Excerpts from an interface dataset
* * * * * * * * *

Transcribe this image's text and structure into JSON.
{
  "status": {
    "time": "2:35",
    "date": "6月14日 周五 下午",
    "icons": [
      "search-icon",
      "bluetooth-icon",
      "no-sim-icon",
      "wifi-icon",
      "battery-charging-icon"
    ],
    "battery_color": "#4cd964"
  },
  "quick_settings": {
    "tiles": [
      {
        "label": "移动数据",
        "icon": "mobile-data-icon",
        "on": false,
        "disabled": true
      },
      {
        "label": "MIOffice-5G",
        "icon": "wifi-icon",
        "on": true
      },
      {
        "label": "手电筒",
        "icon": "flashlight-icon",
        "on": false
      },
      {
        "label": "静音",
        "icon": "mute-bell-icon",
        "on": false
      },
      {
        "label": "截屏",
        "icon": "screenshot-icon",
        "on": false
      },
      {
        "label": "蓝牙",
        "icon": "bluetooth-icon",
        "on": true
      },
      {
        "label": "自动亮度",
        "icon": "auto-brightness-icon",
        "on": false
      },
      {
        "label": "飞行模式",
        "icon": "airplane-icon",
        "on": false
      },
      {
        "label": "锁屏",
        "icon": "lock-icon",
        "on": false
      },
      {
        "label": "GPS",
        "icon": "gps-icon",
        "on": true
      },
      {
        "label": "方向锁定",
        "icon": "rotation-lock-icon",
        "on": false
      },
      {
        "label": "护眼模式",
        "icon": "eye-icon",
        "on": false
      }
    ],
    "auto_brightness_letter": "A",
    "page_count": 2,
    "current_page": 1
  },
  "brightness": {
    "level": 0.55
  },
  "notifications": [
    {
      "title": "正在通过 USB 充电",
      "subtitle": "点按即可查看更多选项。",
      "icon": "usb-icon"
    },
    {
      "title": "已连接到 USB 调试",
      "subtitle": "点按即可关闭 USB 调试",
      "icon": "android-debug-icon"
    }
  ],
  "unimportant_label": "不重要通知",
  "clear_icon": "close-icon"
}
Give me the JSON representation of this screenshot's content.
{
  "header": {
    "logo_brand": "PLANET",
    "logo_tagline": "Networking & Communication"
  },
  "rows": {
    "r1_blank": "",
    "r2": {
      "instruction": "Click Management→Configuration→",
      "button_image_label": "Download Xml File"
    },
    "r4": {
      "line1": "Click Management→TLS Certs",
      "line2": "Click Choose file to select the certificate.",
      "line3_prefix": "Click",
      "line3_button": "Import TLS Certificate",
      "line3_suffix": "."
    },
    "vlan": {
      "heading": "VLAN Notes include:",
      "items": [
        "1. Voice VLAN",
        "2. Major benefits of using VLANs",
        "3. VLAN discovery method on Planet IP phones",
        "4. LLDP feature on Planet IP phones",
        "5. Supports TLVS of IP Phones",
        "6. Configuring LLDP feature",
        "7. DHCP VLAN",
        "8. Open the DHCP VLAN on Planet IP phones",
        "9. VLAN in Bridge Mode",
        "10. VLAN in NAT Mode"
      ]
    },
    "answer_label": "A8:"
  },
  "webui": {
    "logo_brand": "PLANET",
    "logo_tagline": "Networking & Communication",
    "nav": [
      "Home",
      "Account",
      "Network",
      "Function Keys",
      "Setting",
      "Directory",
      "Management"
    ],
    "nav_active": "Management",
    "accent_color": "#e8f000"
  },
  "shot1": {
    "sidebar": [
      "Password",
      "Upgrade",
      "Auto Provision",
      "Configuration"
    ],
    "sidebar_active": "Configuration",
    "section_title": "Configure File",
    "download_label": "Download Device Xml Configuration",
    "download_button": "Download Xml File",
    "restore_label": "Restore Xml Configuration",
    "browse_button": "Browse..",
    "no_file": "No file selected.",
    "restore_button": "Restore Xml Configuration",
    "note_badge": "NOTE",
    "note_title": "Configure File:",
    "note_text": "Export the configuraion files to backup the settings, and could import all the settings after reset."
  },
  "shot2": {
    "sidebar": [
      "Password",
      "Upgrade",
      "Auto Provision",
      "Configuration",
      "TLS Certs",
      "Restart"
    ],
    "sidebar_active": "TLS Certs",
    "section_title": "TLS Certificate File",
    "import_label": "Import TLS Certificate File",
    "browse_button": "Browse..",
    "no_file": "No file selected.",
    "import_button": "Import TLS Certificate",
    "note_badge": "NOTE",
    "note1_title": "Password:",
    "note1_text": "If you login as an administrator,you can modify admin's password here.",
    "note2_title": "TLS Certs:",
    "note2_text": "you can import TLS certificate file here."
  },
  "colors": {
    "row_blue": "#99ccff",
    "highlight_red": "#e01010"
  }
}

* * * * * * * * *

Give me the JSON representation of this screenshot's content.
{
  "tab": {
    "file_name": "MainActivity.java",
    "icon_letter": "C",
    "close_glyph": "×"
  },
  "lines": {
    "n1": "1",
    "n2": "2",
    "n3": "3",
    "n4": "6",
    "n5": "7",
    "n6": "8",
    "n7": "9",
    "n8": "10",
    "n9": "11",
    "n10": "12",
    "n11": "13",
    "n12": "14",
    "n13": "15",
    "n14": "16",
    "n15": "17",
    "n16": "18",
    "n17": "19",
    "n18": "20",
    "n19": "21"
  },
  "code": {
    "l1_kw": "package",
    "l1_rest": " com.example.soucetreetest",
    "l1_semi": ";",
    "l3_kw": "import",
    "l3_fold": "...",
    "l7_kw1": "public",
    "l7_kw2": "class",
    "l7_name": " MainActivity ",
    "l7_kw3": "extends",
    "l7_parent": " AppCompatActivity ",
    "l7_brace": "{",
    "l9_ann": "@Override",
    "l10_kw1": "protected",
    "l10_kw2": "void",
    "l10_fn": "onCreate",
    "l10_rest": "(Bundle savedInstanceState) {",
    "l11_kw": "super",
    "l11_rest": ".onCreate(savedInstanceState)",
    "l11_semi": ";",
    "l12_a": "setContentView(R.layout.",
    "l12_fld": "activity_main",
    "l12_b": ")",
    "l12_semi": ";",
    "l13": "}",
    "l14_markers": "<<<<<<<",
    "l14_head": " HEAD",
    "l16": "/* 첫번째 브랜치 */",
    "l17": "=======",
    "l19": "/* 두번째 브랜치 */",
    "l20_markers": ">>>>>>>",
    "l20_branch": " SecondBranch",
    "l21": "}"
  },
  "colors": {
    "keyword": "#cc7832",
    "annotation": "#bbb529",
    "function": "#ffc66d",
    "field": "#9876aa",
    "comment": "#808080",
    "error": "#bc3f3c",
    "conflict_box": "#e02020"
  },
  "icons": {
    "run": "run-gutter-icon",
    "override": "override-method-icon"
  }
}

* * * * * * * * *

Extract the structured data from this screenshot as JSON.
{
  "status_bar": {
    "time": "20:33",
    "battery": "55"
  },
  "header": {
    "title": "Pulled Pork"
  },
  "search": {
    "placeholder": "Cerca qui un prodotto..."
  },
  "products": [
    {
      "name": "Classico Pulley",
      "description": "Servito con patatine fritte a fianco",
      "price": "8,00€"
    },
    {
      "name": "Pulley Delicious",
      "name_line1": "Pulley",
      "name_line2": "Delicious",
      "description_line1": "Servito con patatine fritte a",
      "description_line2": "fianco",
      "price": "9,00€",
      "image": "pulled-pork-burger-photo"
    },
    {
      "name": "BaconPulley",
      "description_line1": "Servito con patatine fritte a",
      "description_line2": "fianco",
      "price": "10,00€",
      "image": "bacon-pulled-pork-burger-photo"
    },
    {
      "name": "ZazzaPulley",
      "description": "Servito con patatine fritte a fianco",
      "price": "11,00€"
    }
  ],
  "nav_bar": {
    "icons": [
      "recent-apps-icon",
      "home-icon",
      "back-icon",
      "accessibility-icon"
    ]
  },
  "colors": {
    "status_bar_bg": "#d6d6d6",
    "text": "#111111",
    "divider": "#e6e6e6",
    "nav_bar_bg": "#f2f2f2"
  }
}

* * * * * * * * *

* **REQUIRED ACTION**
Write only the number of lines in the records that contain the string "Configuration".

* **EXERCISE RESPONSE**
7